The change of cadre

In an ordinance promulgated on Thursday the Union Govt decided to merge Jammu and Kashmir (J&K) cadre of All India Services Officers from services of IAS, IPS and the Indian Forest Service (IFoS) with the Arunachal Pradesh, Goa, Mizoram Union Territory (AGMUT) cadre.

This ordinance is signed by President as winter session is cancelled and also J&K Reorganisation Act is amended.

Abrogation of article 370 in J&K, a landmark decision by the Modi government, has been implemented in a systematic way.

Through a series of incremental reforms the Modi government has gradually executed its political and administrative decisions.

And major political gap is filled by Lt Governor Manoj Sinha. He is not leaving any stone unturned to have dialogue with locals. He is the most visible political appointee so far from the centre. Manoj Sinha also giving very clear message that time has changed and politics is not limited to Rajbhawan or Gupkar Road.

One such decision is the recent merger of J&K Civil Services cadre into AGMUT, commonly known as UT cadre.

So far UT Cadre officers have been living a very peaceful life since they hardly had any idea of handling terrorism. However, due to the above mentioned merger they will now be responsible for tackling terrorism in the UT.

The political logic behind the merger is crystal clear. J&K is no more a no-go-area territory for the service personnel from other parts of India.

For example an officer who was serving in Delhi till yesterday can now serve as a Secretary in J&K Government in Srinagar.
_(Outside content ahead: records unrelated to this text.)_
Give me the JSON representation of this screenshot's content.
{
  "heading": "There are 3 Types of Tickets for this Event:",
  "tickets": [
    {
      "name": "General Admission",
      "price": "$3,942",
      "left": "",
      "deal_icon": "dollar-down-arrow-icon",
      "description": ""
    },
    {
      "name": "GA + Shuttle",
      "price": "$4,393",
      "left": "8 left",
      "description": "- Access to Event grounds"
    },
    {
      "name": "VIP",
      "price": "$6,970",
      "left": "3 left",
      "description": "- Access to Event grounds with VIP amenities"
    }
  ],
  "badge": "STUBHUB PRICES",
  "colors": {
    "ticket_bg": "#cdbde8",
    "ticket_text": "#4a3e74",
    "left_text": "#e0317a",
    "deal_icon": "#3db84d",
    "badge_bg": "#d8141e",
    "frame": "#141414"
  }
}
Similarly an IG from Kashmir can serve as a Joint Commissioner in Delhi police.

Both the service men and women in J&K and at the centre seem to be worried due to this new reform since seemingly no civil servent from J&K likes to be posted in Arunachal Pradesh or a Delhi officer might not be willing to be posted as a DIG in South Kashmir.

Nevertheless, this is a political master stroke by Modi government. In a smart technical manoeuvre Modi sarkar has merged J&K with rest of India. Experts are of the opinion that in case an officer tries to play the local card during the election period then that person will be transferred out of the state and someone from another UT, who can handle elections, will be brought in to ensure a level playing field.

The practice of corruption can also be controlled in an effective manner. For many years local business groups in J&K have kept many officers as their lackey on a retainer-ship basis. It will be now become difficult for these groups to cultivate officials from across India. And top bureaucrats and officials will not easily fall in trap of local business groups.

Only time can tell how the situation on ground is going to play out in the coming weeks and months.

Manoj Gupta is CNN-IBN’s Investigative Journalist